Do you attend school? Live with a roommate? Maybe even occasionally work in a similar proximity to other human beings? Chances are, you do, so congratulations and welcome to the life-size petri dish.
As I'm sure you have already noticed, unless you have yet to leave your room in the past month or so, everyone on campus is walking around with a box of tissues, sniffling and coughing into the pit of their elbows. It's the annual back-to-school flu, when people from across the globe congregate and bring foreign diseases to a small, confined area. It's an inevitable, yearly epidemic that happens at every school across the country.
People have been struggling with this problem for centuries. Europeans managed to decimate Native American populations with the same principle. Our bodies aren't accustomed to dealing with the same germs and bacteria that other bodies from across the country might be, so we get sick easily. Combine this lack of immunity with people living and working in close quarters, and you've got the perfect platform for an epidemic to run wild.
So, assuming you haven't already broken a 100-degree fever this semester, how do you avoid the plague?

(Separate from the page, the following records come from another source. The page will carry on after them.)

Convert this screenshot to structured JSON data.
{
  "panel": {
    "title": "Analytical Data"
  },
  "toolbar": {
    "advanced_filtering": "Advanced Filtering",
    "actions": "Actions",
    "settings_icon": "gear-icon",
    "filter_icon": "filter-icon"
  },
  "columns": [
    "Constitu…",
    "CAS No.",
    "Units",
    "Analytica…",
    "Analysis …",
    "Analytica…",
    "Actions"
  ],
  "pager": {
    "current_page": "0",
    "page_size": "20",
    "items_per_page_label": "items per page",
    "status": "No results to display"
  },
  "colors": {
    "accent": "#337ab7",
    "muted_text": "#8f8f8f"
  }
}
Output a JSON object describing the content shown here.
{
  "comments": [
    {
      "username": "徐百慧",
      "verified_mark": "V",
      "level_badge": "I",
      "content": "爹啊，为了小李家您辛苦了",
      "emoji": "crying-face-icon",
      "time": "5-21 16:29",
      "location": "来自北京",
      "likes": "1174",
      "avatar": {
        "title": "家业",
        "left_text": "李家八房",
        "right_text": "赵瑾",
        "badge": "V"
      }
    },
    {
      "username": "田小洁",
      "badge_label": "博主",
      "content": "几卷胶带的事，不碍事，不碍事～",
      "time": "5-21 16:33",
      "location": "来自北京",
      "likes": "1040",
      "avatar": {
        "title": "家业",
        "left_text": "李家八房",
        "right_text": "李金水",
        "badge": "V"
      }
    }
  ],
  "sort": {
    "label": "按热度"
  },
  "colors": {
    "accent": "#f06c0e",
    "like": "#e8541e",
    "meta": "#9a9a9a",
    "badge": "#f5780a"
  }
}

First, wash your hands constantly. Don't use hand sanitizer, you'll only make the problem worse. Washing your hands with warm water and soap multiple times per day and before every meal is the best way to avoid getting sick, even when it seems like a deadly minefield of sneezing and coughing people outside your dorm. You'll also want to be sure to wash them after going to places like the library, as everybody has been touching those same chairs you just spent eight hours studying in.
Now, if your roommate fails to follow this basic rule and manages to bring the illness into your room, don't lose hope, you may still be able to survive. If you keep food in the room, and usually share it with your roomie, ask them not to eat it until their fever breaks. On that note, try not to share anything with your roommate for a while. Essentially, you're going to want to quarantine him or her as much as possible. A hazmat suit may be a little overkill, but do avoid spending a lot of time in the room.
The most likely place you'll contract a sickness is at a party. Thirty people cramped in a dorm room with countless, identical and easily misplaced red solo cups is a virus' playground. Keep track of your drink and don't let others sip out of it, even if they don't appear sick.
Of course, sleep and a healthy diet are always a good way to boost your immune system, which will be your first line of defense in the case you have been contaminated.
These tips are basic, yes, but they truly are the best way to avoid getting sick during not only the first wave, but through all of the waves of illnesses that'll pass through campus. Classes are hard enough without having to deal with a stuffy nose or a high fever, don't make it harder on yourself.